As the debate over the “public option” for health care heats up, a new attempt to ridicule those with concerns over government provision of services has taken hold: the group’s sarcastic Facebook tagline is “1 Million Strong Against our SOCIALIST Fire Departments,” and the argument is that public health care makes no less sense than public fire departments.

They are wrong on several fronts. First of all, as should be obvious to even the casual observer, the constitutional and economic issues are much more significant with an industry that constitutes one-sixth of our economy. Second, the idea that nobody questions the public provision of our fire services is flat-out wrong. Despite being a very small sliver of our economy, and having a long tradition that has always mixed private volunteer service with public funding, in fact many cities have contracted with private groups or completely privatized their systems. Those cities that have tried it report great success, for all the same reasons that privatization works in every other industry.

For example, the Elk Grove district in rural Illinois put together a private fire service when they faced an imminent loss of protection by a nearby municipal fire department. They found that the private company was able to provide the service far cheaper than contracting with another local government. The private provider explains why:

“Our first-year contract was $300,000, and we were providing the same level of service the consultant said would cost $1 million,” Jensen said. “We continue to provide service as good as that of our municipal neighbors, but because we are private, we can operate more efficiently. We save 30 to 40 percent over what a similar municipal department would cost to operate.”
The savings come mainly in personnel. The fire district has 14 full-time firefighters and 28 paid-on-call firefighters, all of whom are privately employed. None is a union member.
“We don’t pay the insane salaries that our municipal neighbors pay,” Jensen said. “Our benefits are more in line with traditional industry. We are non-union, which gives us a lot more flexibility in dealing with our employees. Salaries and benefits are the big savings, but we [also] have a shop where we can rebuild and refurbish fire apparatus for our own use.
“We save money in purchasing almost anything a fire department would use, just by shopping around. We’re very cost-conscious. We watch every penny we spend,” Jensen added.

Many more cities would probably follow this road if it were not for the strong union opposition. Privatizing fire departments is not a high priority for many people, because the cost of public fire service is not a large portion of each year’s taxes paid. However, those who have studied it have found that—just as Elk Grove saved through private sector provision—private fire services are cheaper and more efficient.

Another gross misunderstanding promoted by this group is that a private provider will mean that the poor will go unprotected. However, their example of private fire departments once again refutes their own assertion. There are many ways to ensure that all residents in an area, poor and rich alike, can be protected by some fire service, without public provision and without mandates. For example, the report linked above describes how it was done in Chatham County, Georgia.
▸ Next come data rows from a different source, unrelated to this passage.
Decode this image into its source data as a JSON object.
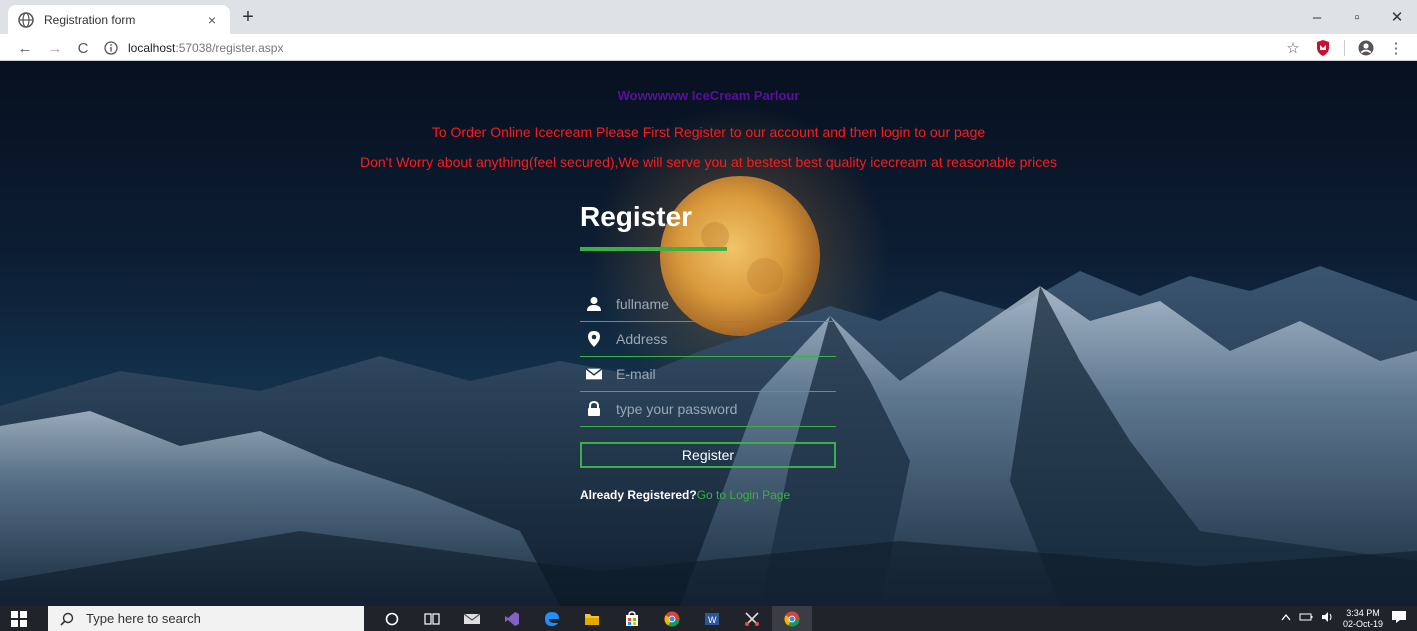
{
  "browser": {
    "tab_title": "Registration form",
    "tab_close": "×",
    "new_tab": "+",
    "url_host": "localhost",
    "url_path": ":57038/register.aspx",
    "window_controls": {
      "minimize": "–",
      "maximize": "▫",
      "close": "✕"
    },
    "nav": {
      "back": "←",
      "forward": "→",
      "reload": "C"
    },
    "icons": {
      "bookmark": "☆",
      "menu": "⋮"
    }
  },
  "page": {
    "site_title": "Wowwwww IceCream Parlour",
    "notice_line1": "To Order Online Icecream Please First Register to our account and then login to our page",
    "notice_line2": "Don't Worry about anything(feel secured),We will serve you at bestest best quality icecream at reasonable prices",
    "form": {
      "heading": "Register",
      "fields": [
        {
          "icon": "user-icon",
          "placeholder": "fullname"
        },
        {
          "icon": "location-pin-icon",
          "placeholder": "Address"
        },
        {
          "icon": "envelope-icon",
          "placeholder": "E-mail"
        },
        {
          "icon": "lock-icon",
          "placeholder": "type your password"
        }
      ],
      "submit_label": "Register",
      "already_text": "Already Registered?",
      "login_link": "Go to Login Page"
    },
    "colors": {
      "accent": "#3cb043",
      "notice": "#ff1a1a",
      "site_title": "#5b0ea0"
    }
  },
  "taskbar": {
    "search_placeholder": "Type here to search",
    "time": "3:34 PM",
    "date": "02-Oct-19"
  }
}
[P]rospective customers are sent a mailing that informs them they are not protected against fire damage—nor are their homes, property and belongings. They are told that the Southside Fire Department can provide them with the protection that they need—and at no net cost to them. In fact, they are told, by subscribing to SSFD for fire protection,
they will actually save money, because the savings on insurance that they will realize from doing so will far outweigh the company’s charge for service. The subscription rate varies depending on the value of the house.
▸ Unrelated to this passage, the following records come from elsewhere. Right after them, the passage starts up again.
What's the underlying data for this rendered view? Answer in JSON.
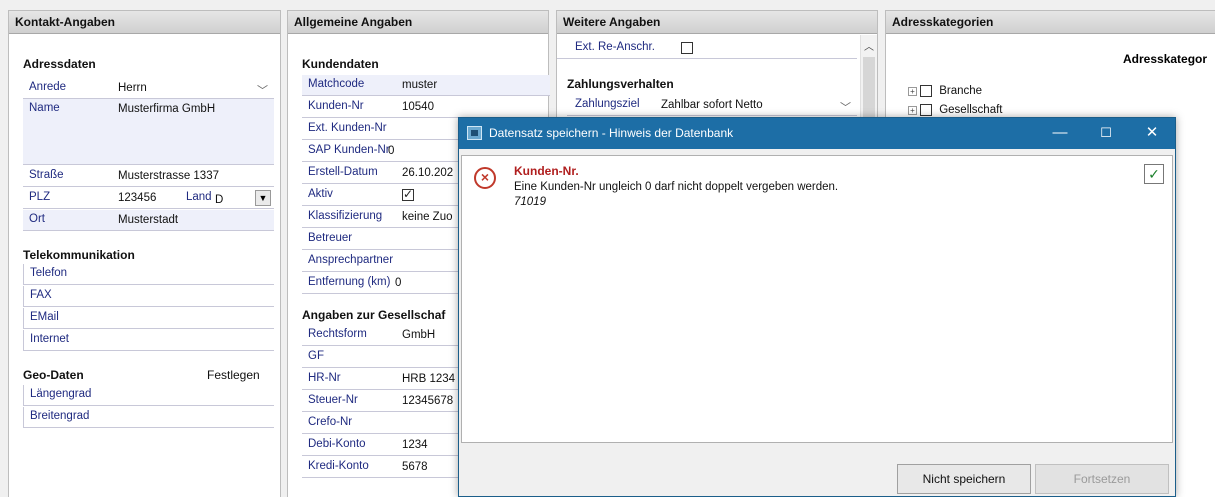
{
  "kontakt": {
    "header": "Kontakt-Angaben",
    "adressdaten_title": "Adressdaten",
    "anrede_label": "Anrede",
    "anrede_value": "Herrn",
    "name_label": "Name",
    "name_value": "Musterfirma GmbH",
    "strasse_label": "Straße",
    "strasse_value": "Musterstrasse 1337",
    "plz_label": "PLZ",
    "plz_value": "123456",
    "land_label": "Land",
    "land_value": "D",
    "ort_label": "Ort",
    "ort_value": "Musterstadt",
    "telekom_title": "Telekommunikation",
    "telefon_label": "Telefon",
    "fax_label": "FAX",
    "email_label": "EMail",
    "internet_label": "Internet",
    "geo_title": "Geo-Daten",
    "festlegen_label": "Festlegen",
    "laengengrad_label": "Längengrad",
    "breitengrad_label": "Breitengrad"
  },
  "allgemein": {
    "header": "Allgemeine Angaben",
    "kundendaten_title": "Kundendaten",
    "matchcode_label": "Matchcode",
    "matchcode_value": "muster",
    "kundennr_label": "Kunden-Nr",
    "kundennr_value": "10540",
    "ext_kundennr_label": "Ext. Kunden-Nr",
    "sap_label": "SAP Kunden-Nr",
    "sap_value": "0",
    "erstell_label": "Erstell-Datum",
    "erstell_value": "26.10.202",
    "aktiv_label": "Aktiv",
    "aktiv_checked": true,
    "klass_label": "Klassifizierung",
    "klass_value": "keine Zuo",
    "betreuer_label": "Betreuer",
    "ansprech_label": "Ansprechpartner",
    "entfernung_label": "Entfernung (km)",
    "entfernung_value": "0",
    "gesellschaft_title": "Angaben zur Gesellschaf",
    "rechtsform_label": "Rechtsform",
    "rechtsform_value": "GmbH",
    "gf_label": "GF",
    "hrnr_label": "HR-Nr",
    "hrnr_value": "HRB 1234",
    "steuer_label": "Steuer-Nr",
    "steuer_value": "12345678",
    "crefo_label": "Crefo-Nr",
    "debi_label": "Debi-Konto",
    "debi_value": "1234",
    "kredi_label": "Kredi-Konto",
    "kredi_value": "5678"
  },
  "weitere": {
    "header": "Weitere Angaben",
    "ext_re_label": "Ext. Re-Anschr.",
    "zahlungsverhalten_title": "Zahlungsverhalten",
    "zahlungsziel_label": "Zahlungsziel",
    "zahlungsziel_value": "Zahlbar sofort Netto"
  },
  "adresskat": {
    "header": "Adresskategorien",
    "column_title": "Adresskategor",
    "items": [
      "Branche",
      "Gesellschaft"
    ]
  },
  "dialog": {
    "title": "Datensatz speichern - Hinweis der Datenbank",
    "error_title": "Kunden-Nr.",
    "error_message": "Eine Kunden-Nr ungleich 0 darf nicht doppelt vergeben werden.",
    "error_code": "71019",
    "btn_nicht_speichern": "Nicht speichern",
    "btn_fortsetzen": "Fortsetzen"
  }
}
Just as property taxes vary depending upon the value of the property, the fire service rates vary depending upon the value—except the total cost of the fire service subscription will be saved in homeowners or renters insurance. Mortgage brokers and landlords both tend to require these insurances, so this will be a savings for anyone renting or owning a home—in other words, anyone for whom the fire service would be useful.